What you will do:
How many lines of the data hold the word "label"? State the number and nothing else.

----------------------------------------

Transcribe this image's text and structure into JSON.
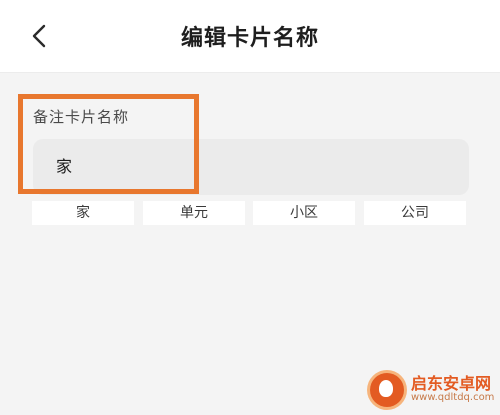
{
  "header": {
    "title": "编辑卡片名称",
    "back_icon": "chevron-left-icon"
  },
  "form": {
    "label": "备注卡片名称",
    "value": "家"
  },
  "chips": [
    {
      "label": "家"
    },
    {
      "label": "单元"
    },
    {
      "label": "小区"
    },
    {
      "label": "公司"
    }
  ],
  "watermark": {
    "name": "启东安卓网",
    "url": "www.qdltdq.com"
  },
  "colors": {
    "highlight": "#e8772e",
    "background": "#f4f4f4",
    "input_bg": "#ebebeb"
  }
}
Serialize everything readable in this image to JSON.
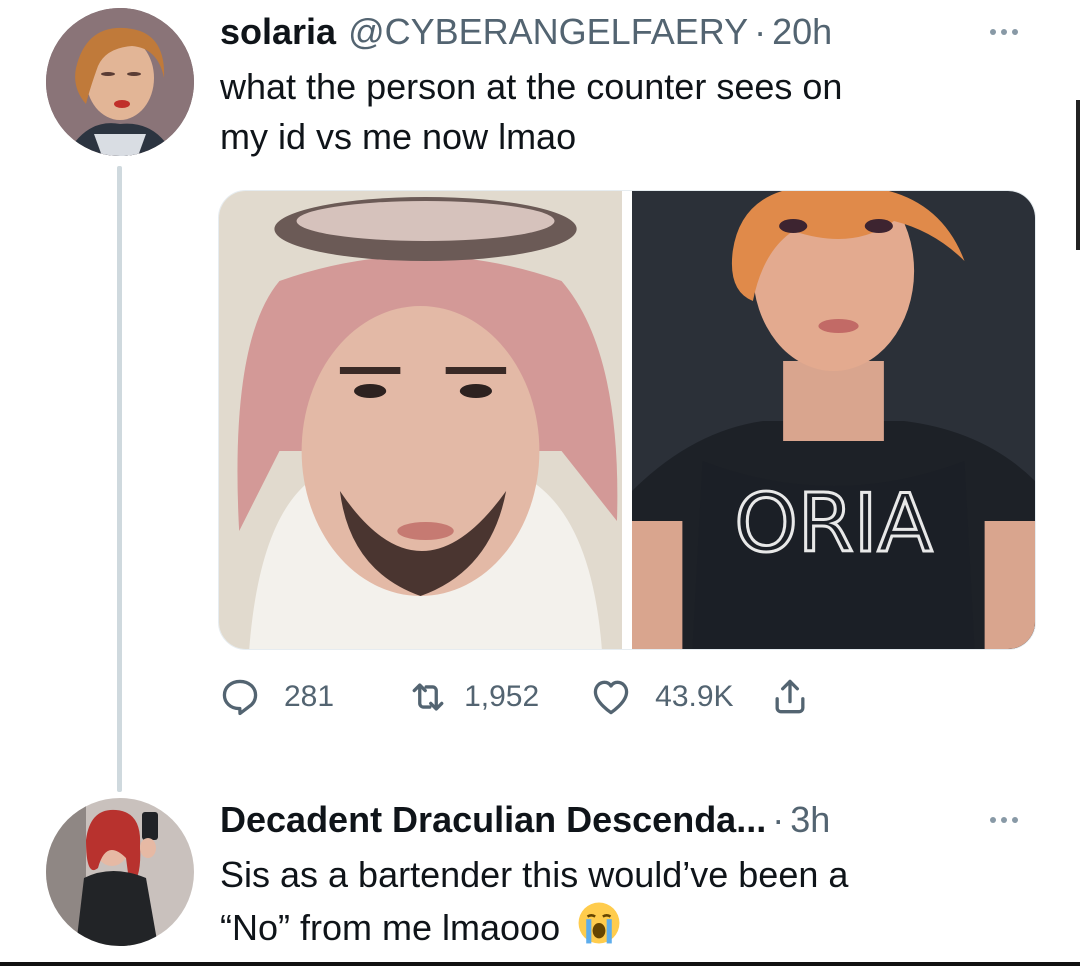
{
  "tweet1": {
    "name": "solaria",
    "handle": "@CYBERANGELFAERY",
    "separator": "·",
    "time": "20h",
    "text_line1": "what the person at the counter sees on",
    "text_line2": "my id vs me now lmao",
    "actions": {
      "reply_count": "281",
      "retweet_count": "1,952",
      "like_count": "43.9K"
    }
  },
  "tweet2": {
    "name": "Decadent Draculian Descenda...",
    "separator": "·",
    "time": "3h",
    "text_line1": "Sis as a bartender this would’ve been a",
    "text_line2": "“No” from me lmaooo"
  },
  "icons": {
    "reply": "reply-icon",
    "retweet": "retweet-icon",
    "like": "heart-icon",
    "share": "share-icon",
    "more": "more-icon",
    "emoji": "loudly-crying-face-emoji"
  },
  "colors": {
    "text": "#0f1419",
    "secondary": "#536471",
    "thread_line": "#cfd9de",
    "background": "#ffffff"
  }
}
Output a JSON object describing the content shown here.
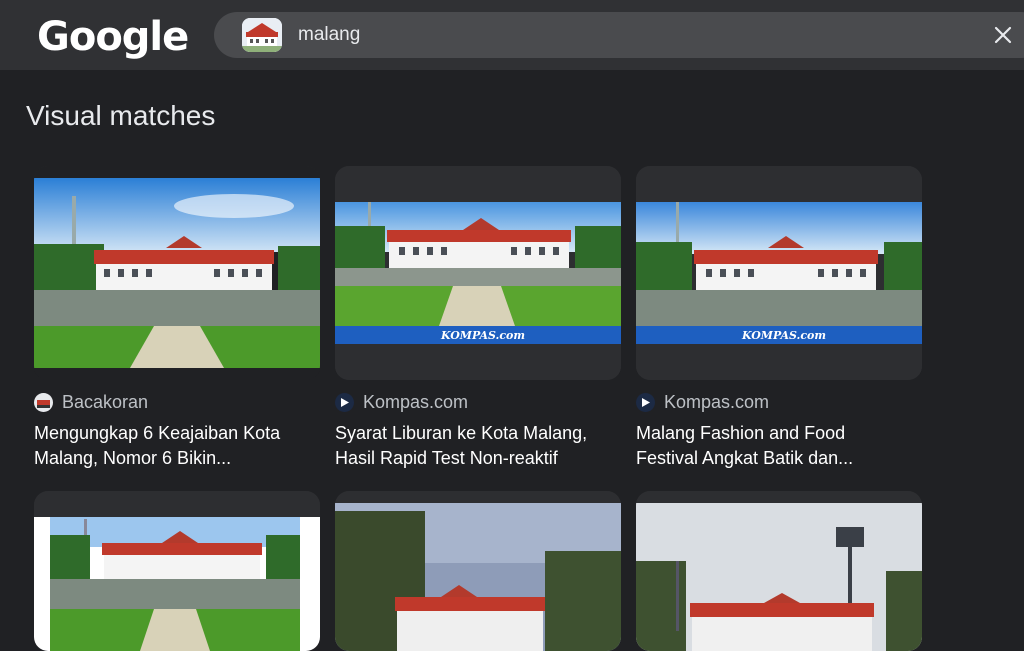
{
  "header": {
    "logo": "Google",
    "query": "malang"
  },
  "section_title": "Visual matches",
  "results": [
    {
      "source": "Bacakoran",
      "title_line1": "Mengungkap 6 Keajaiban Kota",
      "title_line2": "Malang, Nomor 6 Bikin..."
    },
    {
      "source": "Kompas.com",
      "title_line1": "Syarat Liburan ke Kota Malang,",
      "title_line2": "Hasil Rapid Test Non-reaktif",
      "watermark": "KOMPAS.com"
    },
    {
      "source": "Kompas.com",
      "title_line1": "Malang Fashion and Food",
      "title_line2": "Festival Angkat Batik dan...",
      "watermark": "KOMPAS.com"
    }
  ],
  "colors": {
    "background": "#202124",
    "topbar": "#303134",
    "roof": "#c0392b",
    "sky": "#3c8de0",
    "grass": "#4c9a2a"
  }
}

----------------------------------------

Solution for this exercise:
5